#### What you should do:
In the entries below, count the lines that include the word "time" and reply with the number alone.

#### Data in this exercise:
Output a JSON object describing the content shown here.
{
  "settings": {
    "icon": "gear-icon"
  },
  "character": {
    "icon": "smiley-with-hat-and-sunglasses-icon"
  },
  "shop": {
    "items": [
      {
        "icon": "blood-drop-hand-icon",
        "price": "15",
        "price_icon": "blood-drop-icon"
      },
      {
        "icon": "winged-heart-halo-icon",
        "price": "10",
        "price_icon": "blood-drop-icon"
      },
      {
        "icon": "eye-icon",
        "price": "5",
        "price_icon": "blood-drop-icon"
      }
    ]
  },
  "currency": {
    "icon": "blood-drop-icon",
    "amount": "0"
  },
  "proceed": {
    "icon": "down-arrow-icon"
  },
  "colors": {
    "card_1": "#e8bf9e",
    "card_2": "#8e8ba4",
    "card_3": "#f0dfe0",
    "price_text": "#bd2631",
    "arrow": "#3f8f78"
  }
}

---

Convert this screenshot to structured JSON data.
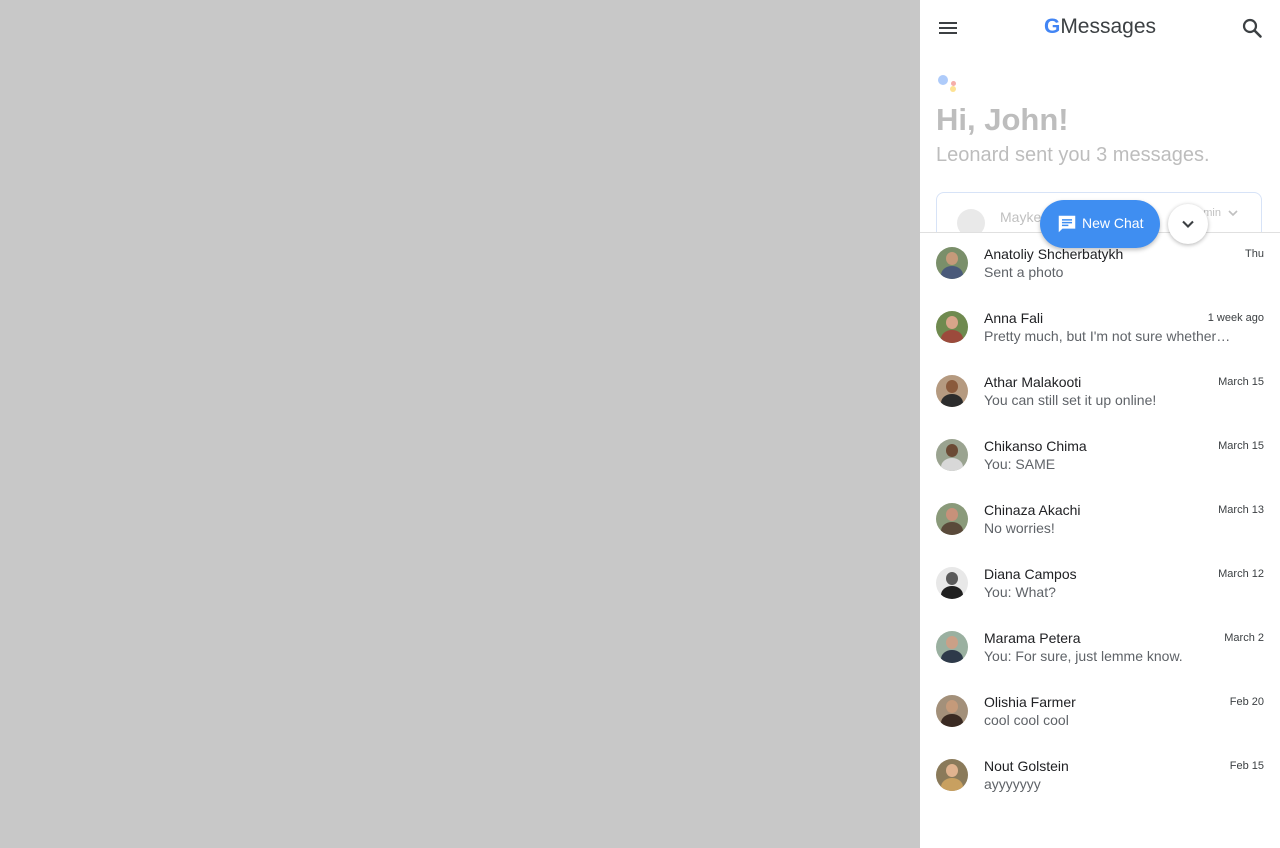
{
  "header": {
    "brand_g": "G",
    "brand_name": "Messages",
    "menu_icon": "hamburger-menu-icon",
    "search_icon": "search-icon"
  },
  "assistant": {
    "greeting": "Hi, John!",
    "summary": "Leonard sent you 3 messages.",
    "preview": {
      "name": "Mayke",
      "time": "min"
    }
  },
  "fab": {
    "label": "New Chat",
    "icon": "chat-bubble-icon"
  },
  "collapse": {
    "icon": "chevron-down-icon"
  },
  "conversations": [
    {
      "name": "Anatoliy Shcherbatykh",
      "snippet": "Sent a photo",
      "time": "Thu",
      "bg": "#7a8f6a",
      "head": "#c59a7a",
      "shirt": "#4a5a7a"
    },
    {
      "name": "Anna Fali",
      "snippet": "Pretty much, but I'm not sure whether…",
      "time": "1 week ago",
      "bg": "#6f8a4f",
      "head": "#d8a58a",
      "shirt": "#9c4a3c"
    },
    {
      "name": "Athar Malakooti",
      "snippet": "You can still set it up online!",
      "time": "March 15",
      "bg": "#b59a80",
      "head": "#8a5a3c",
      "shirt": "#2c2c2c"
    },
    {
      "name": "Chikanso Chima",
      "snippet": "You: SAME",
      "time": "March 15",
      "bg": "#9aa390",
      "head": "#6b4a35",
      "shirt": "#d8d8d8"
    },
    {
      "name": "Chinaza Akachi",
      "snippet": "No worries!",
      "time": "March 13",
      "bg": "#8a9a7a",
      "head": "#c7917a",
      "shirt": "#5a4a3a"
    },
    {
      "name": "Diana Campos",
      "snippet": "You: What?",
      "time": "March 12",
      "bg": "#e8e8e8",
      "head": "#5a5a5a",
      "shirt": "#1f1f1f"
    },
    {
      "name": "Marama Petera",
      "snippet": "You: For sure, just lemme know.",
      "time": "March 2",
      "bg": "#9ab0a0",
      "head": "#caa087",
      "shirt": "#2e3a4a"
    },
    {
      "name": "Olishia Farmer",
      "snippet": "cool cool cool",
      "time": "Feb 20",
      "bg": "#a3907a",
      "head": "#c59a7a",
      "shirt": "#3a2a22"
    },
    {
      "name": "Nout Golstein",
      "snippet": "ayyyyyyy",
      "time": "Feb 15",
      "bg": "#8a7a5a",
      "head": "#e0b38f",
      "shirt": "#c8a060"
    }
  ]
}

#### Answer below:
10